WHAT TO PRODUCE: Which lines below include the string "Subscription"? Please show each one.

START DATA FOR THIS EXERCISE

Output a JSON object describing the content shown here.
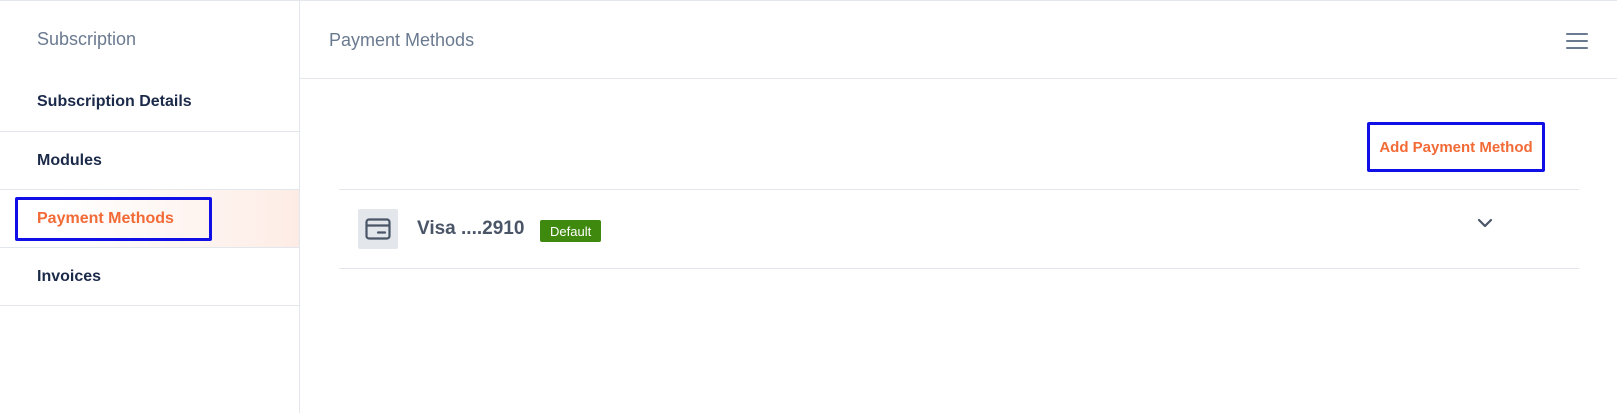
{
  "sidebar": {
    "title": "Subscription",
    "items": [
      {
        "label": "Subscription Details",
        "active": false
      },
      {
        "label": "Modules",
        "active": false
      },
      {
        "label": "Payment Methods",
        "active": true
      },
      {
        "label": "Invoices",
        "active": false
      }
    ]
  },
  "header": {
    "title": "Payment Methods",
    "menu_icon": "hamburger-menu-icon"
  },
  "actions": {
    "add_label": "Add Payment Method"
  },
  "payment_methods": [
    {
      "label": "Visa ....2910",
      "badge": "Default",
      "icon": "credit-card-icon"
    }
  ],
  "colors": {
    "accent": "#f26a36",
    "nav_text": "#1c2a4a",
    "muted_text": "#6a7a90",
    "badge_bg": "#3f8a0e",
    "highlight": "#1010e6",
    "border": "#e3e6ea"
  }
}
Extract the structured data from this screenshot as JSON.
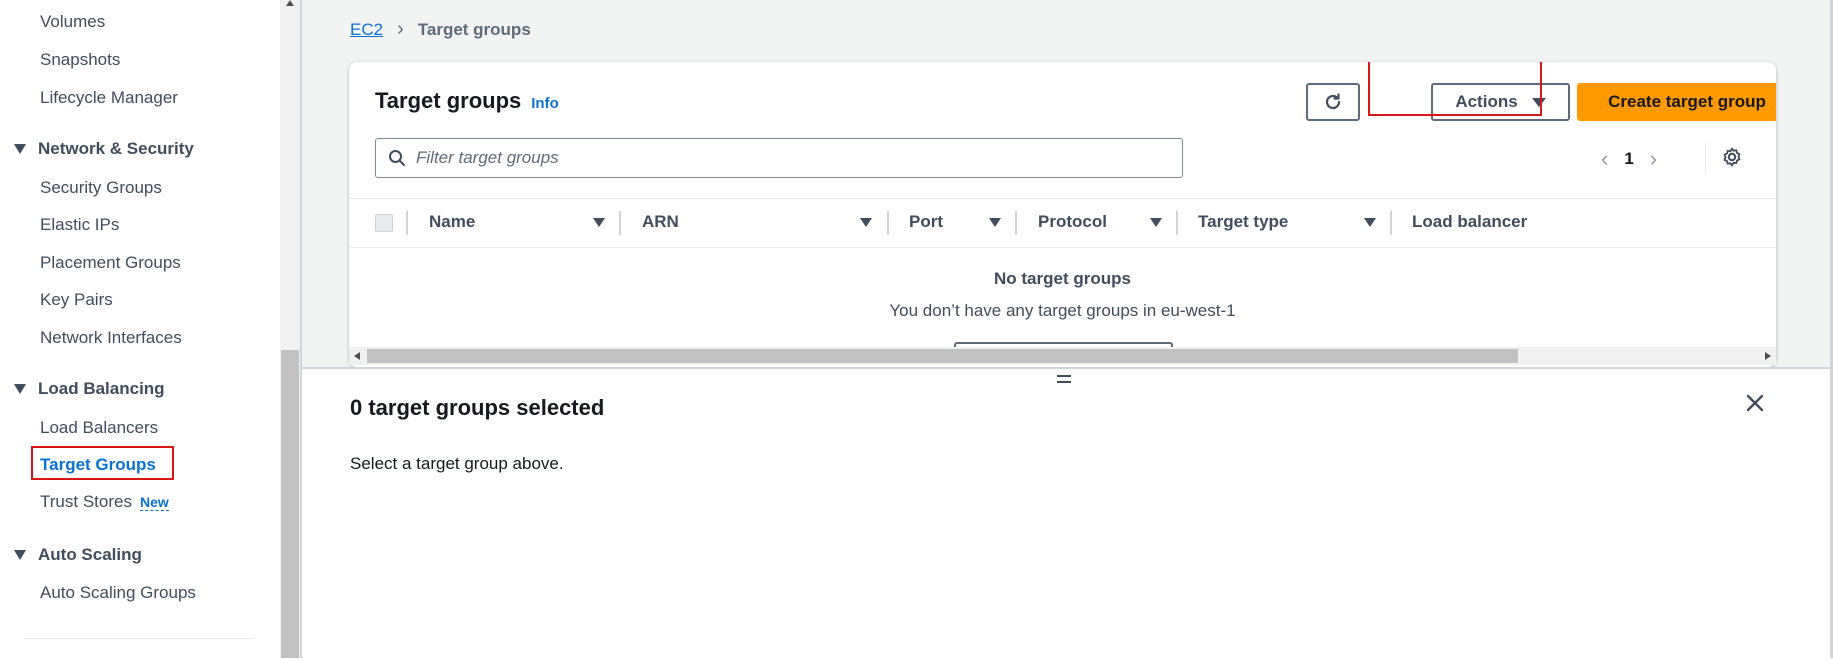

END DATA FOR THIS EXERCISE

RESPONSE FOR THIS EXERCISE:
    "title": "Subscription",
        "label": "Subscription Details",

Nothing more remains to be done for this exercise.